● Work request: Scan the listing below. Copy each line that contains "本地磁盘".

● Given data:

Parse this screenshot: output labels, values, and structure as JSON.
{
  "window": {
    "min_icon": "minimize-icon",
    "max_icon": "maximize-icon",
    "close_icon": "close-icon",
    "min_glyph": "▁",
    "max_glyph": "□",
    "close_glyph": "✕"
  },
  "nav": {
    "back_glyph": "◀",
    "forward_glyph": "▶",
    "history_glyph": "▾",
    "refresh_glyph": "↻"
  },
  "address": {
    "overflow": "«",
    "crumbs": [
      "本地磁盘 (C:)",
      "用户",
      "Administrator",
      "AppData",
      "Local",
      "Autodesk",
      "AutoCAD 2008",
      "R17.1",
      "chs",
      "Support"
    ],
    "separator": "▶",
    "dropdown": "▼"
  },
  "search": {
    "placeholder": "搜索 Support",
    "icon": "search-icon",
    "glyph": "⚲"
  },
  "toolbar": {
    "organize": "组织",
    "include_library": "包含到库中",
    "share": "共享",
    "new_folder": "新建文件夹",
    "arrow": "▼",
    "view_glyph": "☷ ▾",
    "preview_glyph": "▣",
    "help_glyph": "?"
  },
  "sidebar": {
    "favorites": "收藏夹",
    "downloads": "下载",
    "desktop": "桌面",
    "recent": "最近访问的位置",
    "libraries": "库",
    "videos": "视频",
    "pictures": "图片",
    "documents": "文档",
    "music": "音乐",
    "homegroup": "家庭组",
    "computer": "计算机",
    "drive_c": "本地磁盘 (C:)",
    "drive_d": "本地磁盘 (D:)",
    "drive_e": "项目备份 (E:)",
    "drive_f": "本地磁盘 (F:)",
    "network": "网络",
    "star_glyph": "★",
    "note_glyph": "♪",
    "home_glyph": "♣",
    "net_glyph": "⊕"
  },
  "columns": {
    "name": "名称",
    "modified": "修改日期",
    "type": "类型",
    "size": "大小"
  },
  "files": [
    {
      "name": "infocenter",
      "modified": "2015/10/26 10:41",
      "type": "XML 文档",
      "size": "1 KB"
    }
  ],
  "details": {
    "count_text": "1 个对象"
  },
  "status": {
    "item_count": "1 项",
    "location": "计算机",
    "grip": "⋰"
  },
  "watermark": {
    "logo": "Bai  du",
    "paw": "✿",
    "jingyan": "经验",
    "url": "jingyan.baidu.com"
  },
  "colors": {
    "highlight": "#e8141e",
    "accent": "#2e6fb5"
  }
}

● Exercise output:
      "本地磁盘 (C:)",
    "drive_c": "本地磁盘 (C:)",
    "drive_d": "本地磁盘 (D:)",
    "drive_f": "本地磁盘 (F:)",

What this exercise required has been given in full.